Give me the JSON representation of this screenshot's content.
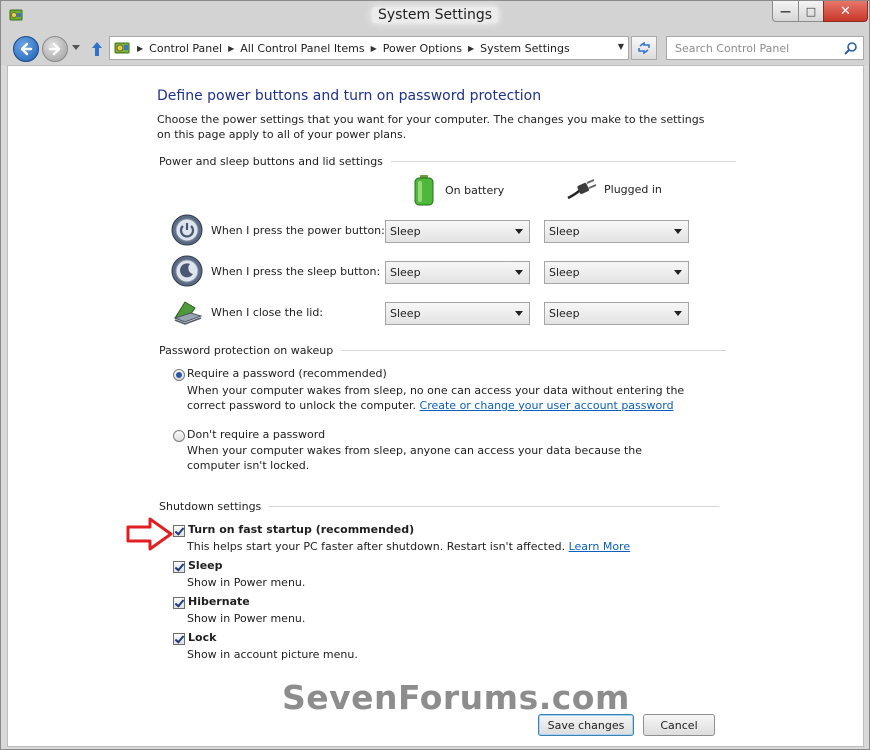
{
  "window": {
    "title": "System Settings",
    "min_glyph": "—",
    "max_glyph": "□",
    "close_glyph": "✕"
  },
  "nav": {
    "breadcrumbs": [
      "Control Panel",
      "All Control Panel Items",
      "Power Options",
      "System Settings"
    ],
    "search_placeholder": "Search Control Panel"
  },
  "page": {
    "title": "Define power buttons and turn on password protection",
    "description": "Choose the power settings that you want for your computer. The changes you make to the settings on this page apply to all of your power plans."
  },
  "buttons_section": {
    "header": "Power and sleep buttons and lid settings",
    "col_battery": "On battery",
    "col_plugged": "Plugged in",
    "rows": [
      {
        "label": "When I press the power button:",
        "battery": "Sleep",
        "plugged": "Sleep"
      },
      {
        "label": "When I press the sleep button:",
        "battery": "Sleep",
        "plugged": "Sleep"
      },
      {
        "label": "When I close the lid:",
        "battery": "Sleep",
        "plugged": "Sleep"
      }
    ]
  },
  "password_section": {
    "header": "Password protection on wakeup",
    "require": {
      "label": "Require a password (recommended)",
      "desc": "When your computer wakes from sleep, no one can access your data without entering the correct password to unlock the computer.",
      "link": "Create or change your user account password",
      "selected": true
    },
    "dont_require": {
      "label": "Don't require a password",
      "desc": "When your computer wakes from sleep, anyone can access your data because the computer isn't locked.",
      "selected": false
    }
  },
  "shutdown_section": {
    "header": "Shutdown settings",
    "items": [
      {
        "label": "Turn on fast startup (recommended)",
        "desc": "This helps start your PC faster after shutdown. Restart isn't affected.",
        "link": "Learn More",
        "checked": true
      },
      {
        "label": "Sleep",
        "desc": "Show in Power menu.",
        "checked": true
      },
      {
        "label": "Hibernate",
        "desc": "Show in Power menu.",
        "checked": true
      },
      {
        "label": "Lock",
        "desc": "Show in account picture menu.",
        "checked": true
      }
    ]
  },
  "watermark": "SevenForums.com",
  "footer": {
    "save": "Save changes",
    "cancel": "Cancel"
  },
  "colors": {
    "title_blue": "#1e3287",
    "link_blue": "#0b5fbf",
    "arrow_red": "#e02020"
  }
}
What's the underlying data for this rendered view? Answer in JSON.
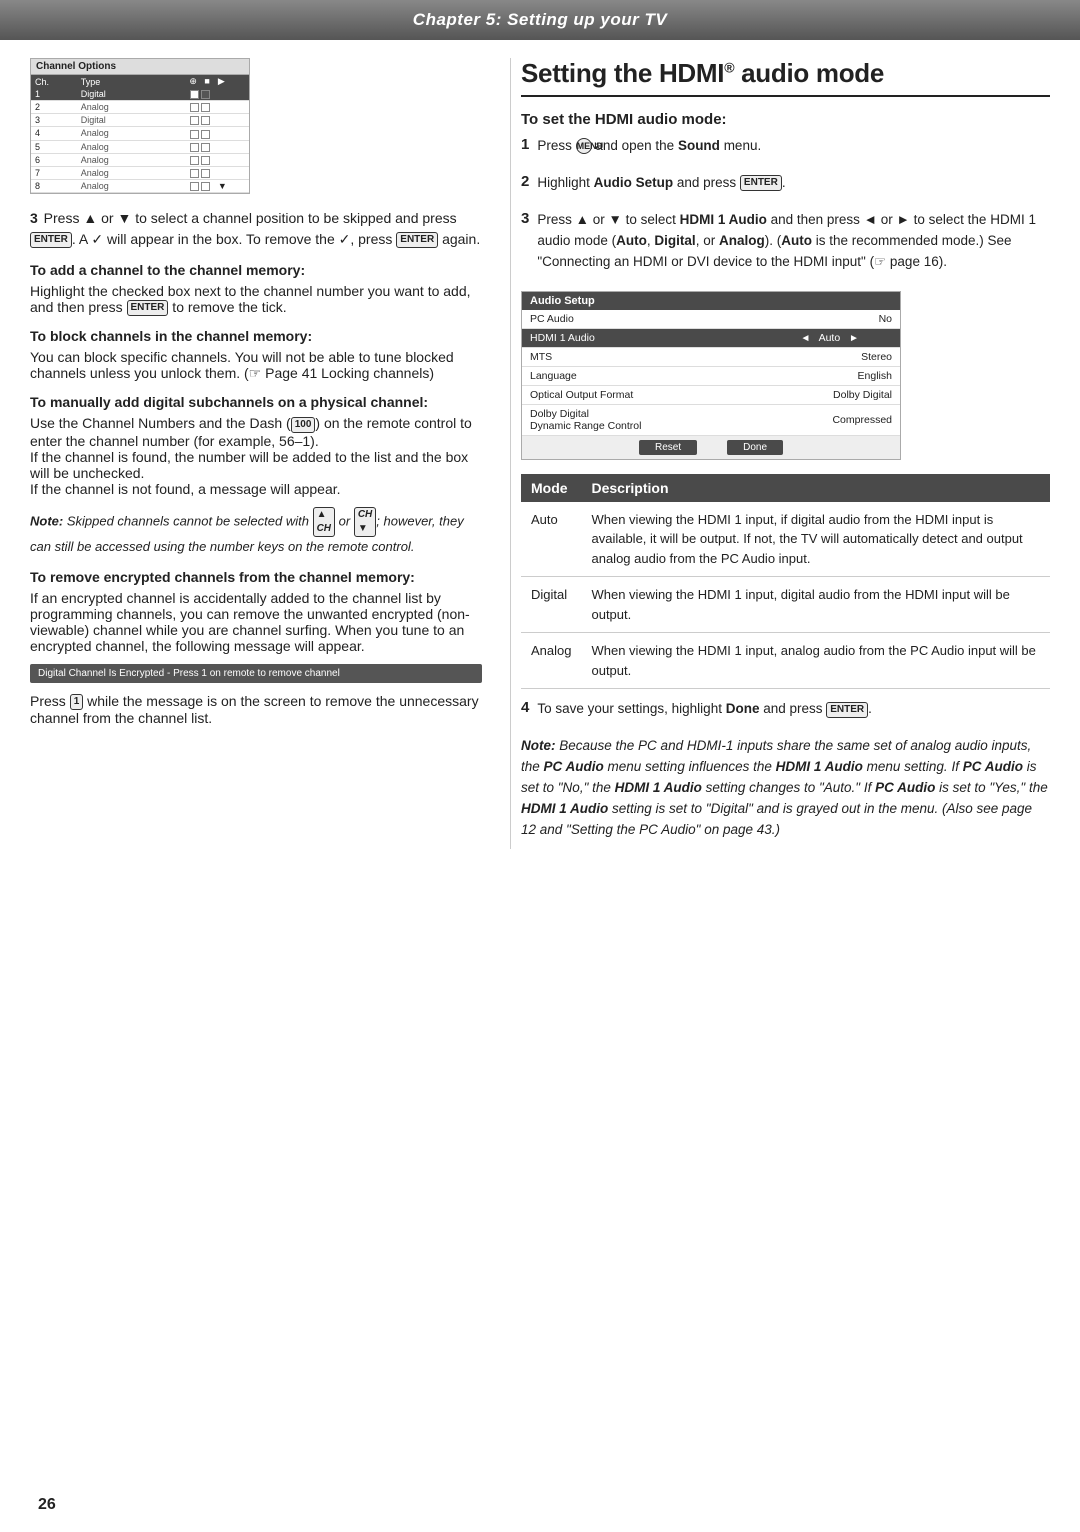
{
  "header": {
    "chapter_title": "Chapter 5: Setting up your TV"
  },
  "page_number": "26",
  "left_column": {
    "channel_options": {
      "title": "Channel Options",
      "columns": [
        "Ch.",
        "Type",
        "",
        ""
      ],
      "rows": [
        {
          "ch": "1",
          "type": "Digital",
          "selected": true
        },
        {
          "ch": "2",
          "type": "Analog",
          "selected": false
        },
        {
          "ch": "3",
          "type": "Digital",
          "selected": false
        },
        {
          "ch": "4",
          "type": "Analog",
          "selected": false
        },
        {
          "ch": "5",
          "type": "Analog",
          "selected": false
        },
        {
          "ch": "6",
          "type": "Analog",
          "selected": false
        },
        {
          "ch": "7",
          "type": "Analog",
          "selected": false
        },
        {
          "ch": "8",
          "type": "Analog",
          "selected": false
        }
      ]
    },
    "step3": "Press ▲ or ▼ to select a channel position to be skipped and press",
    "step3b": ". A ✓ will appear in the box. To remove the ✓, press",
    "step3c": "again.",
    "heading_add": "To add a channel to the channel memory:",
    "para_add": "Highlight the checked box next to the channel number you want to add, and then press  to remove the tick.",
    "heading_block": "To block channels in the channel memory:",
    "para_block": "You can block specific channels. You will not be able to tune blocked channels unless you unlock them. (☞ Page 41 Locking channels)",
    "heading_manual": "To manually add digital subchannels on a physical channel:",
    "para_manual1": "Use the Channel Numbers and the Dash ( ) on the remote control to enter the channel number (for example, 56–1).",
    "para_manual2": "If the channel is found, the number will be added to the list and the box will be unchecked.",
    "para_manual3": "If the channel is not found, a message will appear.",
    "note_italic": "Note: Skipped channels cannot be selected with  or ; however, they can still be accessed using the number keys on the remote control.",
    "heading_remove": "To remove encrypted channels from the channel memory:",
    "para_remove1": "If an encrypted channel is accidentally added to the channel list by programming channels, you can remove the unwanted encrypted (non-viewable) channel while you are channel surfing. When you tune to an encrypted channel, the following message will appear.",
    "encrypted_bar": "Digital Channel Is Encrypted - Press 1 on remote to remove channel",
    "para_remove2": "Press  1  while the message is on the screen to remove the unnecessary channel from the channel list."
  },
  "right_column": {
    "section_title": "Setting the HDMI® audio mode",
    "subsection": "To set the HDMI audio mode:",
    "step1": "Press  and open the Sound menu.",
    "step2_prefix": "Highlight ",
    "step2_bold": "Audio Setup",
    "step2_suffix": " and press ",
    "step3_prefix": "Press ▲ or ▼ to select ",
    "step3_bold": "HDMI 1 Audio",
    "step3_middle": " and then press ◄ or ► to select the HDMI 1 audio mode (",
    "step3_auto": "Auto",
    "step3_comma1": ", ",
    "step3_digital": "Digital",
    "step3_comma2": ", or ",
    "step3_analog": "Analog",
    "step3_end": "). (",
    "step3_auto2": "Auto",
    "step3_end2": " is the recommended mode.) See \"Connecting an HDMI or DVI device to the HDMI input\" (☞ page 16).",
    "audio_setup_menu": {
      "title": "Audio Setup",
      "rows": [
        {
          "label": "PC Audio",
          "value": "No",
          "selected": false
        },
        {
          "label": "HDMI 1 Audio",
          "value": "Auto",
          "selected": true,
          "has_arrows": true
        },
        {
          "label": "MTS",
          "value": "Stereo",
          "selected": false
        },
        {
          "label": "Language",
          "value": "English",
          "selected": false
        },
        {
          "label": "Optical Output Format",
          "value": "Dolby Digital",
          "selected": false
        },
        {
          "label": "Dolby Digital Dynamic Range Control",
          "value": "Compressed",
          "selected": false
        }
      ],
      "btn_reset": "Reset",
      "btn_done": "Done"
    },
    "mode_table": {
      "col_mode": "Mode",
      "col_desc": "Description",
      "rows": [
        {
          "mode": "Auto",
          "desc": "When viewing the HDMI 1 input, if digital audio from the HDMI input is available, it will be output. If not, the TV will automatically detect and output analog audio from the PC Audio input."
        },
        {
          "mode": "Digital",
          "desc": "When viewing the HDMI 1 input, digital audio from the HDMI input will be output."
        },
        {
          "mode": "Analog",
          "desc": "When viewing the HDMI 1 input, analog audio from the PC Audio input will be output."
        }
      ]
    },
    "step4": "To save your settings, highlight ",
    "step4_bold": "Done",
    "step4_suffix": " and press",
    "note_title": "Note:",
    "note_body": " Because the PC and HDMI-1 inputs share the same set of analog audio inputs, the ",
    "note_pc_audio": "PC Audio",
    "note_mid": " menu setting influences the ",
    "note_hdmi1": "HDMI 1 Audio",
    "note_mid2": " menu setting. If ",
    "note_pc2": "PC Audio",
    "note_setto_no": " is set to \"No,\" the ",
    "note_hdmi2": "HDMI 1 Audio",
    "note_auto": " setting changes to \"Auto.\" If ",
    "note_pc3": "PC Audio",
    "note_set_yes": " is set to \"Yes,\" the ",
    "note_hdmi3": "HDMI 1 Audio",
    "note_digital_end": " setting is set to \"Digital\" and is grayed out in the menu. (Also see page 12 and \"Setting the PC Audio\" on page 43.)"
  }
}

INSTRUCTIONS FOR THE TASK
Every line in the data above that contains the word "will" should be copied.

REPLY
    "step3b": ". A ✓ will appear in the box. To remove the ✓, press",
    "para_block": "You can block specific channels. You will not be able to tune blocked channels unless you unlock them. (☞ Page 41 Locking channels)",
    "para_manual2": "If the channel is found, the number will be added to the list and the box will be unchecked.",
    "para_manual3": "If the channel is not found, a message will appear.",
    "para_remove1": "If an encrypted channel is accidentally added to the channel list by programming channels, you can remove the unwanted encrypted (non-viewable) channel while you are channel surfing. When you tune to an encrypted channel, the following message will appear.",
          "desc": "When viewing the HDMI 1 input, if digital audio from the HDMI input is available, it will be output. If not, the TV will automatically detect and output analog audio from the PC Audio input."
          "desc": "When viewing the HDMI 1 input, digital audio from the HDMI input will be output."
          "desc": "When viewing the HDMI 1 input, analog audio from the PC Audio input will be output."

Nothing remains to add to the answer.